THE US SENATE has overwhelmingly confirmed Christopher Wray as the new director of the FBI, three months after President Donald Trump fired his predecessor James Comey.
The high-flying criminal lawyer was an uncontroversial choice for the post, winning widespread bipartisan backing after telling politicians he would rather resign than bow to political interference.
Senators voted 92-5 to confirm him yesterday.
He assumes charge at a difficult time for the FBI.
Comey’s sacking had led to accusations Trump was attempting to impede an investigation into links between his aides and Russia during last year’s presidential election, which led to the appointment of independent prosecutor Robert Mueller as a special counsel.
Wray’s first challenge will likely be to reassure the bureau’s more than 30,000 employees of his commitment to their independence, after insisting to lawmakers he would be his own man.

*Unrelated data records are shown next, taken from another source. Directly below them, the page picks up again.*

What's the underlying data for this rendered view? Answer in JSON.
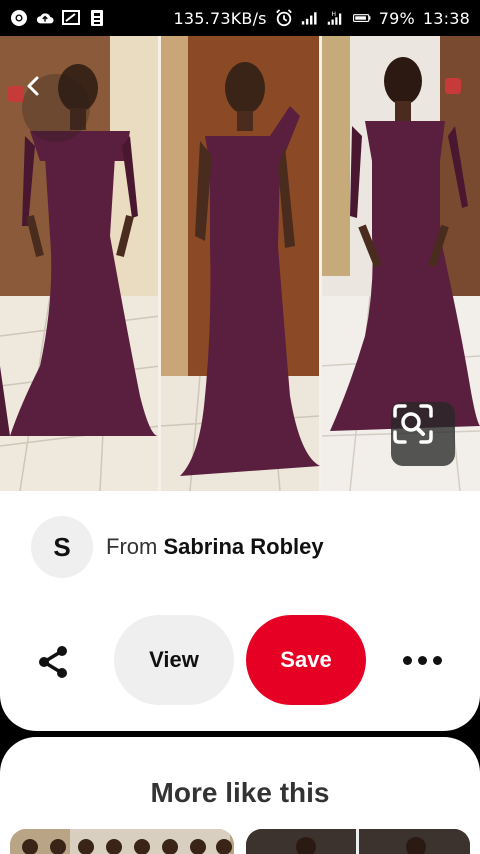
{
  "status_bar": {
    "speed": "135.73KB/s",
    "battery": "79%",
    "time": "13:38",
    "icons": [
      "chrome-icon",
      "cloud-upload-icon",
      "screen-cast-icon",
      "sim-icon",
      "alarm-icon",
      "signal-icon",
      "signal-h-icon",
      "battery-icon"
    ]
  },
  "pin": {
    "back_icon": "chevron-left-icon",
    "lens_icon": "visual-search-icon"
  },
  "creator": {
    "initial": "S",
    "prefix": "From ",
    "name": "Sabrina Robley"
  },
  "actions": {
    "view_label": "View",
    "save_label": "Save",
    "share_icon": "share-icon",
    "more_icon": "more-dots-icon"
  },
  "more_like_this": {
    "title": "More like this"
  },
  "colors": {
    "save": "#e60023",
    "view_bg": "#efefef",
    "dress": "#5a1f3e"
  }
}
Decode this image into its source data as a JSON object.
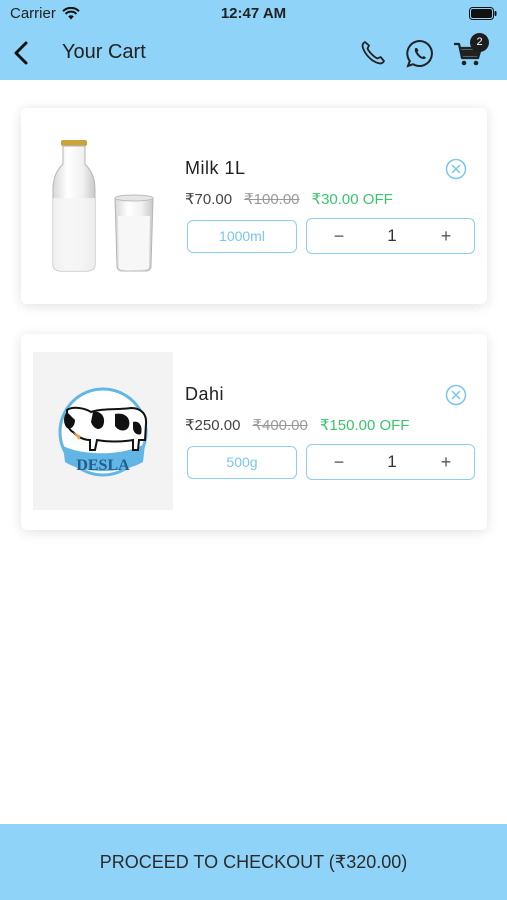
{
  "status_bar": {
    "carrier": "Carrier",
    "time": "12:47 AM"
  },
  "header": {
    "title": "Your Cart",
    "cart_count": "2",
    "accent_color": "#8fd4f8"
  },
  "items": [
    {
      "name": "Milk 1L",
      "price": "₹70.00",
      "old_price": "₹100.00",
      "discount": "₹30.00 OFF",
      "variant": "1000ml",
      "quantity": "1",
      "image": "milk-bottle-and-glass"
    },
    {
      "name": "Dahi",
      "price": "₹250.00",
      "old_price": "₹400.00",
      "discount": "₹150.00 OFF",
      "variant": "500g",
      "quantity": "1",
      "image": "desla-cow-logo",
      "logo_text": "DESLA"
    }
  ],
  "stepper": {
    "minus": "−",
    "plus": "+"
  },
  "footer": {
    "checkout_label": "PROCEED TO CHECKOUT",
    "checkout_total": "(₹320.00)"
  },
  "colors": {
    "discount": "#3cc46d",
    "outline": "#8ccff3"
  }
}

“You can’t do a job like this without being prepared to either quit or be fired at a moment’s notice you’re asked to do something or confronted with something that is either illegal, unconstitutional or even morally repugnant,” he told the Senate Judiciary Committee last month.

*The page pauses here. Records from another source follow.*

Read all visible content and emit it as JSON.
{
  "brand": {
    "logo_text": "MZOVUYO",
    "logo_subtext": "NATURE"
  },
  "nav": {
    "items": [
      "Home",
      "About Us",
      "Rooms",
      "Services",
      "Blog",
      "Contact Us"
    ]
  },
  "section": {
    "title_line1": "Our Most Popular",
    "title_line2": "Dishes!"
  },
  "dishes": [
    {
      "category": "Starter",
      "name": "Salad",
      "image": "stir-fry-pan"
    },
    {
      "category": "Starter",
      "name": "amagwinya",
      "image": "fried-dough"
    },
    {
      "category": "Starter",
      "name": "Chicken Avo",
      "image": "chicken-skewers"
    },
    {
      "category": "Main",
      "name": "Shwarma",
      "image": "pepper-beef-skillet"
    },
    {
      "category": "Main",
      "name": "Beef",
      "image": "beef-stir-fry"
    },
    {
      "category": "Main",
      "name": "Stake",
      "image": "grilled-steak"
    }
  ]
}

You have to be able to stand firm to your principles.
Born into a family of New York lawyers, Wray, 50, graduated from Yale Law School and was a Justice Department prosecutor for years.
In 2003, he rose up to assistant attorney general in charge of the criminal division, where he mostly oversaw fraud investigations, including the huge case of Enron, the Texas energy firm that imploded with billions of dollars of losses tied to corruption.
In 2005, he resigned to join private practice as a partner at the King & Spalding law firm in Washington and Atlanta.
Wray has represented major companies in litigation but also, most recently, worked for Trump ally Chris Christie in the so-called ‘Bridgegate’ political scandal in New Jersey.
FBI chiefs have alternately bolstered and made life miserable for presidents over decades. In the 1990s, Bill Clinton’s eight years in office were plagued by investigations led by Louis Freeh, whom he personally chose to run the agency.